▸ Task brief
Find how many lines of the listing include the string "JSON", and report only that figure.

(Data provided begins)

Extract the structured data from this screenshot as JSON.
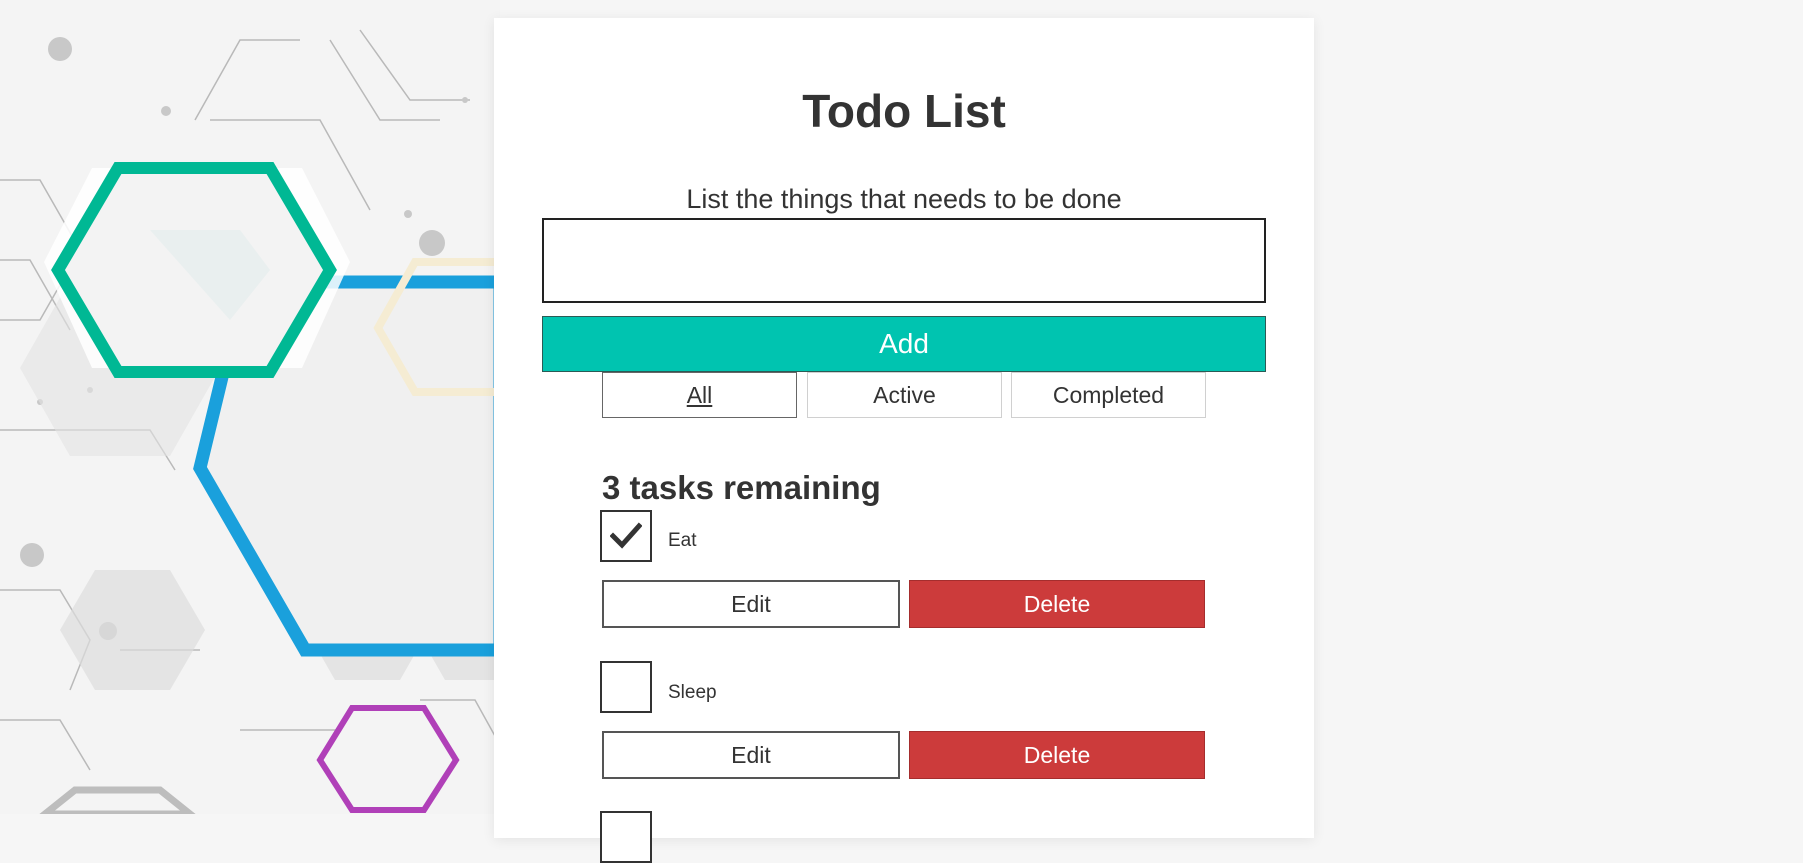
{
  "app": {
    "title": "Todo List",
    "subtitle": "List the things that needs to be done"
  },
  "input": {
    "value": "",
    "placeholder": ""
  },
  "add_label": "Add",
  "filters": [
    {
      "label": "All",
      "selected": true
    },
    {
      "label": "Active",
      "selected": false
    },
    {
      "label": "Completed",
      "selected": false
    }
  ],
  "remaining_text": "3 tasks remaining",
  "tasks": [
    {
      "name": "Eat",
      "checked": true,
      "edit_label": "Edit",
      "delete_label": "Delete"
    },
    {
      "name": "Sleep",
      "checked": false,
      "edit_label": "Edit",
      "delete_label": "Delete"
    },
    {
      "name": "",
      "checked": false
    }
  ],
  "colors": {
    "accent": "#00c4b0",
    "danger": "#cc3b3b",
    "text": "#333333",
    "background": "#ffffff"
  },
  "icons": {
    "check": "checkmark-icon",
    "background": "hexagon-background-art"
  }
}
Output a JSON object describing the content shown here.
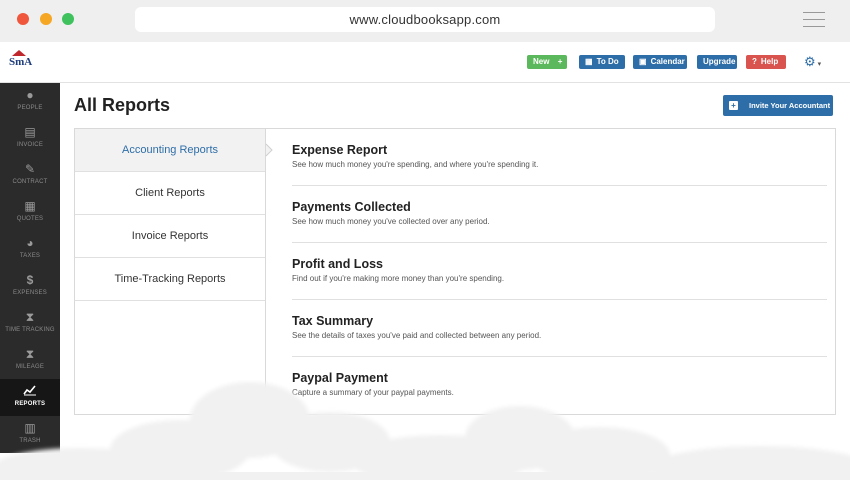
{
  "browser": {
    "url": "www.cloudbooksapp.com"
  },
  "header": {
    "logo_text": "SmA",
    "buttons": {
      "new": "New",
      "todo": "To Do",
      "calendar": "Calendar",
      "upgrade": "Upgrade",
      "help": "Help"
    }
  },
  "sidebar": {
    "items": [
      {
        "label": "PEOPLE",
        "icon": "person-icon"
      },
      {
        "label": "INVOICE",
        "icon": "document-icon"
      },
      {
        "label": "CONTRACT",
        "icon": "pen-icon"
      },
      {
        "label": "QUOTES",
        "icon": "calculator-icon"
      },
      {
        "label": "TAXES",
        "icon": "pie-chart-icon"
      },
      {
        "label": "EXPENSES",
        "icon": "dollar-icon"
      },
      {
        "label": "TIME TRACKING",
        "icon": "hourglass-icon"
      },
      {
        "label": "MILEAGE",
        "icon": "hourglass-icon"
      },
      {
        "label": "REPORTS",
        "icon": "line-chart-icon",
        "active": true
      },
      {
        "label": "TRASH",
        "icon": "trash-icon"
      }
    ]
  },
  "main": {
    "title": "All Reports",
    "invite_label": "Invite Your Accountant",
    "categories": [
      {
        "label": "Accounting Reports",
        "active": true
      },
      {
        "label": "Client Reports"
      },
      {
        "label": "Invoice Reports"
      },
      {
        "label": "Time-Tracking Reports"
      }
    ],
    "reports": [
      {
        "title": "Expense Report",
        "desc": "See how much money you're spending, and where you're spending it."
      },
      {
        "title": "Payments Collected",
        "desc": "See how much money you've collected over any period."
      },
      {
        "title": "Profit and Loss",
        "desc": "Find out if you're making more money than you're spending."
      },
      {
        "title": "Tax Summary",
        "desc": "See the details of taxes you've paid and collected between any period."
      },
      {
        "title": "Paypal Payment",
        "desc": "Capture a summary of your paypal payments."
      }
    ]
  },
  "colors": {
    "accent": "#2e6ea8",
    "new_button": "#5cb85c",
    "help_button": "#d9534f",
    "sidebar_bg": "#2b2b2b"
  }
}
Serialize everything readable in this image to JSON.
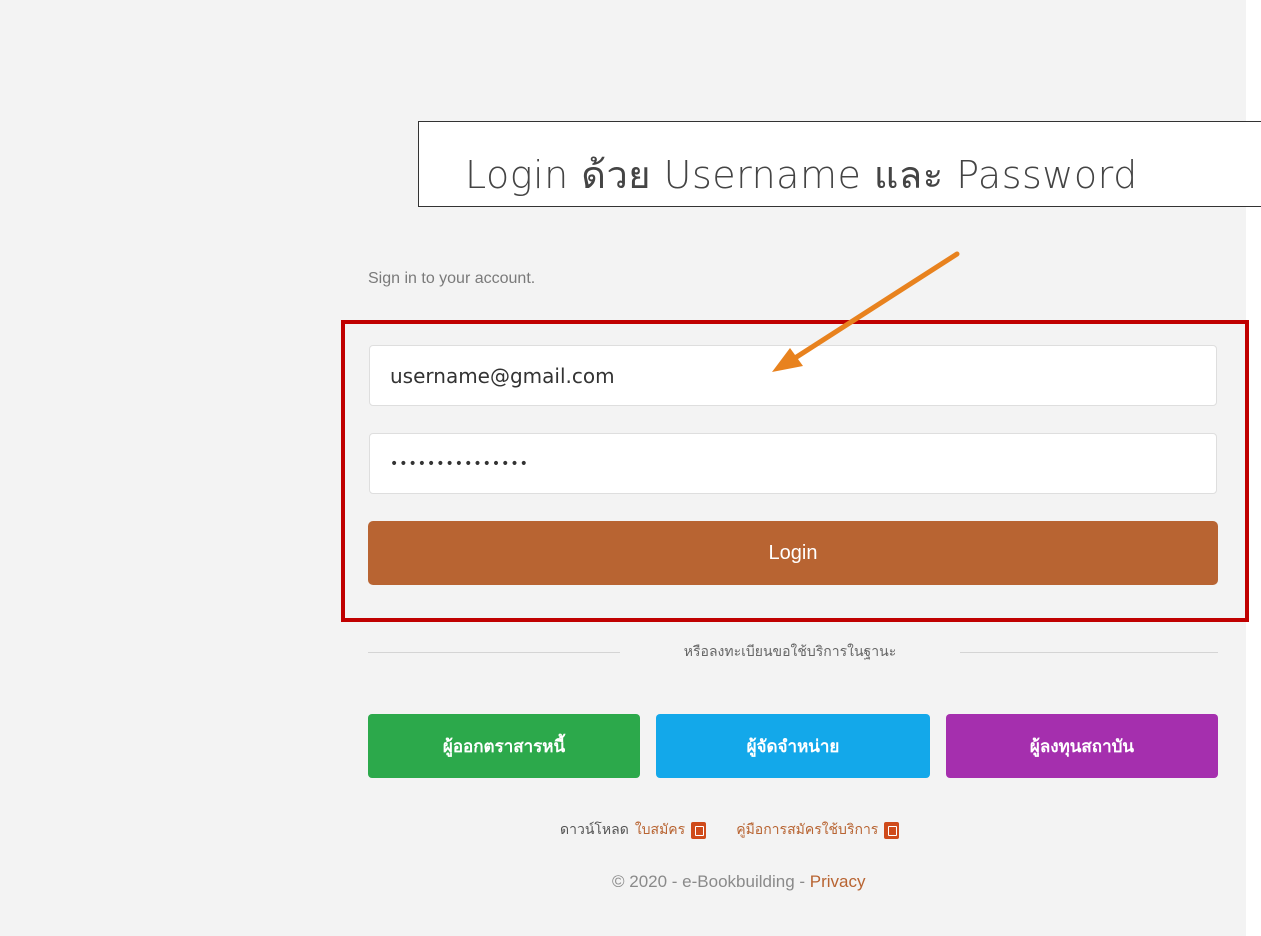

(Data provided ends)

▸ Your solution
3